BEGIN DATA LISTING

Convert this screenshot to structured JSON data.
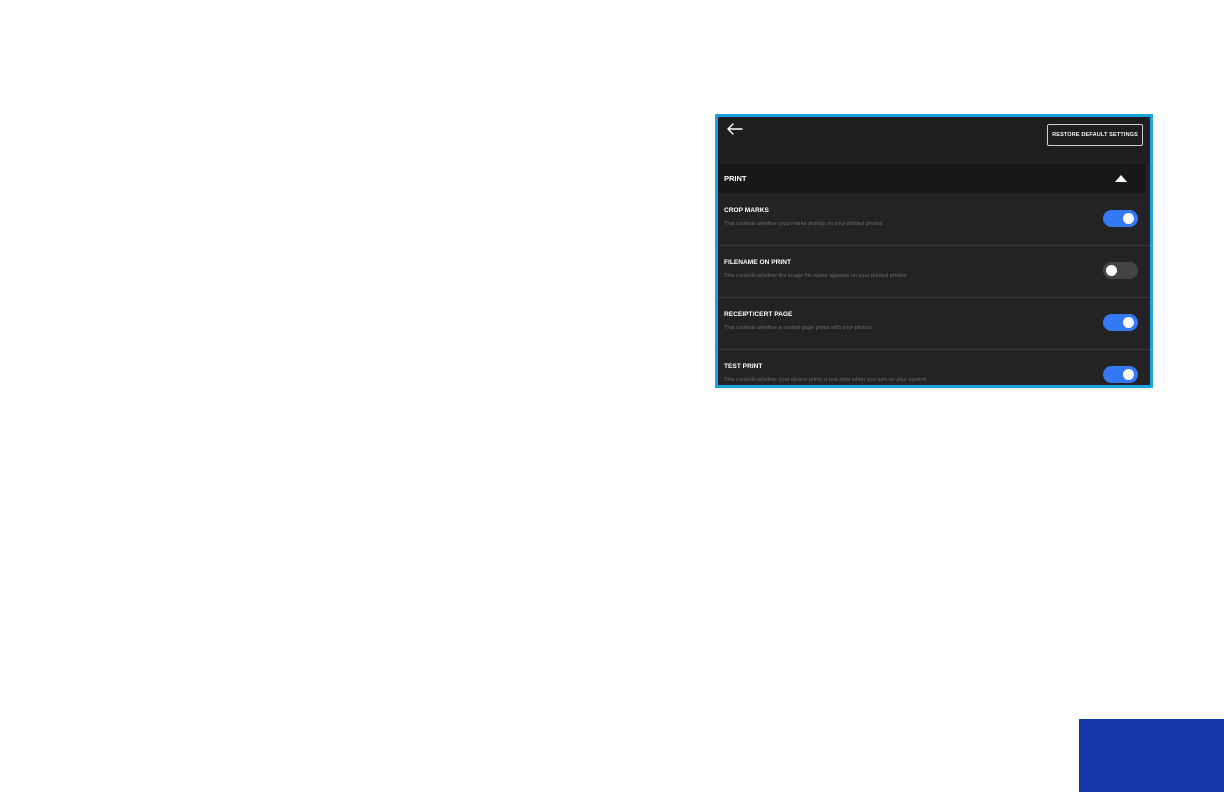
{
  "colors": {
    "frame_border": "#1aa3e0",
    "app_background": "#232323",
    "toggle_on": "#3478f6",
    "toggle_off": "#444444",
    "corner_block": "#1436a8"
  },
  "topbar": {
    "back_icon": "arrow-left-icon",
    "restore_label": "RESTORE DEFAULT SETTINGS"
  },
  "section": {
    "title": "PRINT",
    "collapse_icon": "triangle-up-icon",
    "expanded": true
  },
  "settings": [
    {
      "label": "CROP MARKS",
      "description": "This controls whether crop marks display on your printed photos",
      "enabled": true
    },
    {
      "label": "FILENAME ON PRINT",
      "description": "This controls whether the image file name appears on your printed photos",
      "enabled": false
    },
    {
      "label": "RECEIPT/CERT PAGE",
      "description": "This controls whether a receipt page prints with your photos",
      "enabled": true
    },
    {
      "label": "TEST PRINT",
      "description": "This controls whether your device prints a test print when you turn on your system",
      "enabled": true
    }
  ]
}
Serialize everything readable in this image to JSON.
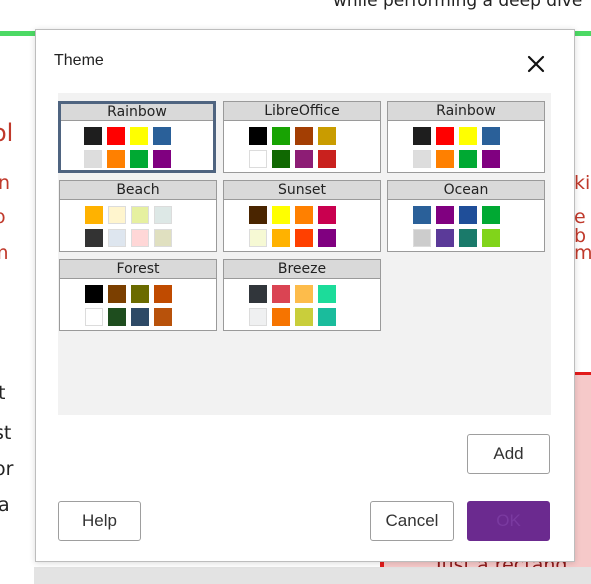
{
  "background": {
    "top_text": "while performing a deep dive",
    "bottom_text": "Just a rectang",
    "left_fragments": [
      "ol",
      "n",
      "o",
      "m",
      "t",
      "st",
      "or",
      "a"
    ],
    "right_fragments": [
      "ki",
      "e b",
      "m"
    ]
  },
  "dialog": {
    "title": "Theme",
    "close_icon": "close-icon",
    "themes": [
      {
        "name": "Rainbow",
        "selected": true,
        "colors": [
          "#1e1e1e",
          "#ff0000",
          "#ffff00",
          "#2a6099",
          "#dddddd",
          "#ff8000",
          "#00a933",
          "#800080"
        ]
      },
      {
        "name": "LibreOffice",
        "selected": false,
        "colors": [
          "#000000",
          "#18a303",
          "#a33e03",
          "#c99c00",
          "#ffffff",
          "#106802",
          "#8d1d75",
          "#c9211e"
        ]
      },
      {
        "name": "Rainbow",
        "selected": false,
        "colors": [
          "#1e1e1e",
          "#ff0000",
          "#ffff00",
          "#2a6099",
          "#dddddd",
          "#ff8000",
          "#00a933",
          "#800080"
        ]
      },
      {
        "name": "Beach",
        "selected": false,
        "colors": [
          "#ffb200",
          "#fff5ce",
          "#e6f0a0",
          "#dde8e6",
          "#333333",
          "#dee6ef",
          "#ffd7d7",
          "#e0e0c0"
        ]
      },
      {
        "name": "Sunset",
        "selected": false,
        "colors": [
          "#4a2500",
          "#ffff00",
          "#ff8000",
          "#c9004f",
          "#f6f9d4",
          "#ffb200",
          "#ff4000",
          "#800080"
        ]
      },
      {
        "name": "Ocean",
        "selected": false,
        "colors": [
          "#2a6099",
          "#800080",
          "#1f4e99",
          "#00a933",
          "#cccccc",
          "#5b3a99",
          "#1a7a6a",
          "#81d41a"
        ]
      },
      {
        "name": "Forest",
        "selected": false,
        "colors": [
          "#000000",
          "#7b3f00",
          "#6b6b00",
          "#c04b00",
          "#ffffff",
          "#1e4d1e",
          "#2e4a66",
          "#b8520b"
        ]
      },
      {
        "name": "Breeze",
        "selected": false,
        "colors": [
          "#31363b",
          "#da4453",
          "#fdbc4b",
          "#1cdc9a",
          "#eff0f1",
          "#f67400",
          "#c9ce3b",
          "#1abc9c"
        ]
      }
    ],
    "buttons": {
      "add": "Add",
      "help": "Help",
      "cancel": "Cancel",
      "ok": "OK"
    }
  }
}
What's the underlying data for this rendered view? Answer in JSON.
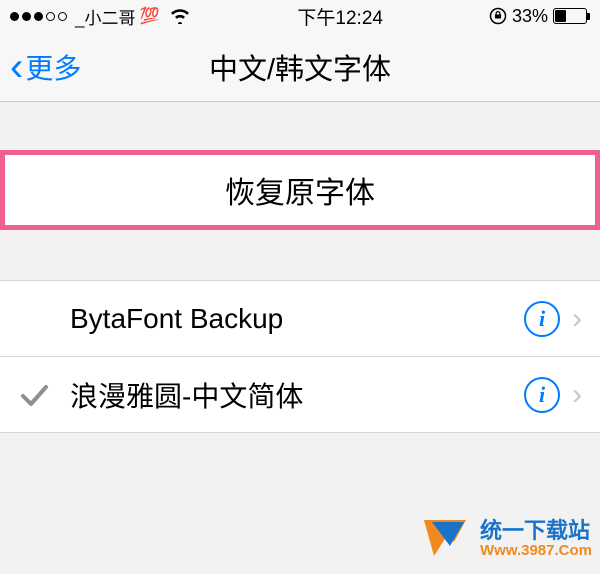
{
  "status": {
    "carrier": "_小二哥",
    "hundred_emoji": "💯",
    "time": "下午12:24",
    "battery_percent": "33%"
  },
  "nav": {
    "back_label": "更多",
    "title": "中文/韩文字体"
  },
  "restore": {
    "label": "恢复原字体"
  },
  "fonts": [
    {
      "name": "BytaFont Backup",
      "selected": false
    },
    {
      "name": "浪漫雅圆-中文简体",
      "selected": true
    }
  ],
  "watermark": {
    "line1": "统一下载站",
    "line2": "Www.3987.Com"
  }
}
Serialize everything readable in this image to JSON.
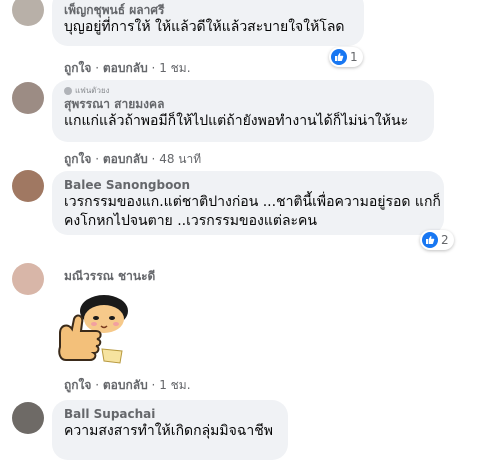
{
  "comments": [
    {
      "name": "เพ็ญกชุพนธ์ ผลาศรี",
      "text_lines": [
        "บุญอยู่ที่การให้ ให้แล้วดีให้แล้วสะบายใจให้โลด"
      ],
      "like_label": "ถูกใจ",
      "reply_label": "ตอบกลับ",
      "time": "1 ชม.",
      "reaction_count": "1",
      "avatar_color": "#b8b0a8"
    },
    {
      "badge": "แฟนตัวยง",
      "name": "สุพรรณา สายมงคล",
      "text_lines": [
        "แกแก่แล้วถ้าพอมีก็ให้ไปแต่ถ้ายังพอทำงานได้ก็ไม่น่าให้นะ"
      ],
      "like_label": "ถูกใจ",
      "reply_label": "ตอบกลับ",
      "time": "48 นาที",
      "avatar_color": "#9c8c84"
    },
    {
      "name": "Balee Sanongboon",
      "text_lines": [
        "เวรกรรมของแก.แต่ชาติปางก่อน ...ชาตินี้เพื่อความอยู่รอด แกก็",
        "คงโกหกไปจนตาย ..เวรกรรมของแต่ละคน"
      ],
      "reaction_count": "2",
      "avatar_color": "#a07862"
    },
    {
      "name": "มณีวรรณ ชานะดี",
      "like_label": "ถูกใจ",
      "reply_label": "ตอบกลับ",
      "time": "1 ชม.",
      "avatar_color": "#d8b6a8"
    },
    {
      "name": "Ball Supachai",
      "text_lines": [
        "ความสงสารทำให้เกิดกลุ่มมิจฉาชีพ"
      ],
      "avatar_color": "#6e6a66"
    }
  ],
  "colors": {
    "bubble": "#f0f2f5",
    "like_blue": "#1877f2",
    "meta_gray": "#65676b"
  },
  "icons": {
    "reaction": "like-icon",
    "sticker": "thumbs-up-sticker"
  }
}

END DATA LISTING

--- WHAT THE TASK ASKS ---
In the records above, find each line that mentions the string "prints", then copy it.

--- TASK SOLUTION ---
      "description": "This controls whether a receipt page prints with your photos",
      "description": "This controls whether your device prints a test print when you turn on your system",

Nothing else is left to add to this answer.